Of particular interest to researchers are the sizeable number of intelligence estimates, studies, reports and memoranda derived from SIGINT that were produced by the CIA and other components of the U.S. intelligence community, most written at the Top Secret Codeword level, on a wide range of topics affecting the U.S. government and military. Many of these reports cover military subjects, such as the order of battle of the Soviet, Chinese, Cuban, North Vietnamese and North Korean militaries, warnings of imminent enemy offensives in Korea and Vietnam, indicators appearing in SIGINT of enemy troop movements, details of new Soviet weapons systems, and the like. Other materials concern diplomatic or economic subjects, such as details of what foreign government leaders were saying to one another, as well as data concerning foreign trade, domestic consumer goods policies, gold production, merchant shipping movements and civilian airliner flights, weapons production, shipbuilding, petroleum and other strategic commodities shipments, and civil defense activities, all of which were derived from SIGINT reporting from NSA.

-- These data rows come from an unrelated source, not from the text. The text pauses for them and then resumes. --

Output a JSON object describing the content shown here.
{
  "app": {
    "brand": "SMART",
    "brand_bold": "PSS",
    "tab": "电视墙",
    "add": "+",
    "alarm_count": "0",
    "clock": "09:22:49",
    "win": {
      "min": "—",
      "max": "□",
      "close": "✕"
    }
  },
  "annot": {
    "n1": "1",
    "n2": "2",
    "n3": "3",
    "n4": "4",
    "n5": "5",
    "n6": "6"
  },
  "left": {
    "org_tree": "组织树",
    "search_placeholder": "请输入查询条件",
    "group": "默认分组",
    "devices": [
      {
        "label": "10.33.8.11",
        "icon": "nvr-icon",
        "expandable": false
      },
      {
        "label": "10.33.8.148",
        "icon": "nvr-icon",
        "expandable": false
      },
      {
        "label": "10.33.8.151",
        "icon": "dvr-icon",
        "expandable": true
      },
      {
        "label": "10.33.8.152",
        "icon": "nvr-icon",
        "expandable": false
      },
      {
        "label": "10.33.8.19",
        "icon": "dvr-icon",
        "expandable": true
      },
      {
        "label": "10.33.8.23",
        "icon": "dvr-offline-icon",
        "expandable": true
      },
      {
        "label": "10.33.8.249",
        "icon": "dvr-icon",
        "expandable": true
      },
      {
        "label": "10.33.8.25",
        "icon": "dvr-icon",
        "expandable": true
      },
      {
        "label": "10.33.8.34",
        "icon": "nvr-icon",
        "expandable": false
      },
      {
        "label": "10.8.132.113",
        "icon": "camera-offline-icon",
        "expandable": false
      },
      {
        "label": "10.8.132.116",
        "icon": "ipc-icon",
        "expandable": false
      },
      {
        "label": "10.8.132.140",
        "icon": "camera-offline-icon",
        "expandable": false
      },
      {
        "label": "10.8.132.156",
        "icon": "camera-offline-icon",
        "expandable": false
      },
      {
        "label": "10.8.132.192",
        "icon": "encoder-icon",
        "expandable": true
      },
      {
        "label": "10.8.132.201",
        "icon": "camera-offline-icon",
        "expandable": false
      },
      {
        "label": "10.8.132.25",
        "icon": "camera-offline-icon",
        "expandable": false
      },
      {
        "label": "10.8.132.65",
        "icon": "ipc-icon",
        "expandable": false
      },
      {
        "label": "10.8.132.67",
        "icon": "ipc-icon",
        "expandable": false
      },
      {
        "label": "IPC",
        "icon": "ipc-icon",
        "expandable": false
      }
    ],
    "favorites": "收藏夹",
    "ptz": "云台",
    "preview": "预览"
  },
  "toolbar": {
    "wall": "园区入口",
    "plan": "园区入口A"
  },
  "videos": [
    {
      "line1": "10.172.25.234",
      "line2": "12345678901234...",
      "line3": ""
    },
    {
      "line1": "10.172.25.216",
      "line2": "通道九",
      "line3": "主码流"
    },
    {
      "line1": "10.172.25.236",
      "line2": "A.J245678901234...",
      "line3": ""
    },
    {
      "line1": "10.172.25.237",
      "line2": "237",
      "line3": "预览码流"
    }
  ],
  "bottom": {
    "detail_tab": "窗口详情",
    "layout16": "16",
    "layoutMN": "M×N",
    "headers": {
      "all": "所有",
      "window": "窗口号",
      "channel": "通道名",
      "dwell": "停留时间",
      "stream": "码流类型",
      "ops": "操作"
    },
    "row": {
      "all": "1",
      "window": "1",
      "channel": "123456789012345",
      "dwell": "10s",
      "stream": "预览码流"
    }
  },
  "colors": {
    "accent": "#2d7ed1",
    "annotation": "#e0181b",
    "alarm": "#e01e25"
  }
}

Examined in their entirety, these intelligence estimates, studies, reports and memoranda clearly indicate that the U.S. intelligence community was heavily dependent on NSA for much of the intelligence information it had at its disposal during the Cold War, particularly against the U.S. intelligence community's highest priority targets - the USSR, the Peoples Republic of China, Cuba, North Vietnam and North Korea. It would also seem that SIGINT's importance has not diminished in the post-Cold War world. NSA's intelligence reporting has accounted for much of what is known about the activities of al-Qaeda and other international terrorist organizations. And SIGINT has played an understated, albeit very important role in the still ongoing wars in Iraq and Afghanistan.

The documents contained in this collection permit researchers to examine the role played by intelligence, especially SIGINT, in the formulation and execution of U.S. foreign policy and defense strategies; the importance of SIGINT to American policymakers and senior military commanders during world crises and contingency operations; the critically important role played by SIGINT on the battlefield, especially during the Korean and Vietnam wars, when virtually all major operations were driven to one degree or another by SIGINT; and the all-important question of the relative value of the intelligence information provided by NSA given its high cost. This document set will prove valuable to a wide range of researchers, including those who focus on topics such as:

  • General intelligence policy and management issues, such as the importance of the near-continuous internecine warfare between NSA and the CIA, as well as other key components of the U.S. intelligence community during the Cold War. The inability or unwillingness of NSA to work harmoniously with the rest of the U.S. intelligence community was to have long-lasting ramifications. The 9/11 Commission identified the failure of the different agencies comprising the intelligence community to cooperate as one of the key factors in the failure of U.S. intelligence to prevent the 9/11 terrorist attacks.
  • The overall performance of the U.S. intelligence community during the Cold War on a number of critically important intelligence issues in which SIGINT played a vital role, such as the so-called "Bomber Gap" of the mid-1950s and the "Missile Gap" of the early 1960s. In the post-Cold War era, there are still unresolved issues concerning NSA's intelligence collection activities leading up to the 9/11 attacks, and its deficient performance against the Iraqi weapons of mass destruction (WMD) programs prior to the U.S. invasion of Iraq in March 2003.
  • The impact of SIGINT on the planning and execution of U.S. foreign policy since the end of World War II.
  • The overall importance of SIGINT reporting emanating from NSA on the conduct of U.S. military operations since World War II.
  • The still evolving role of SIGINT in the ongoing counterinsurgency campaigns in Iraq and Afghanistan, and its diminishing utility in the U.S. government's global counterterrorist efforts against al-Qaeda and other international terrorist groups.




Cuba: 1960-63

North Korea: 1950-68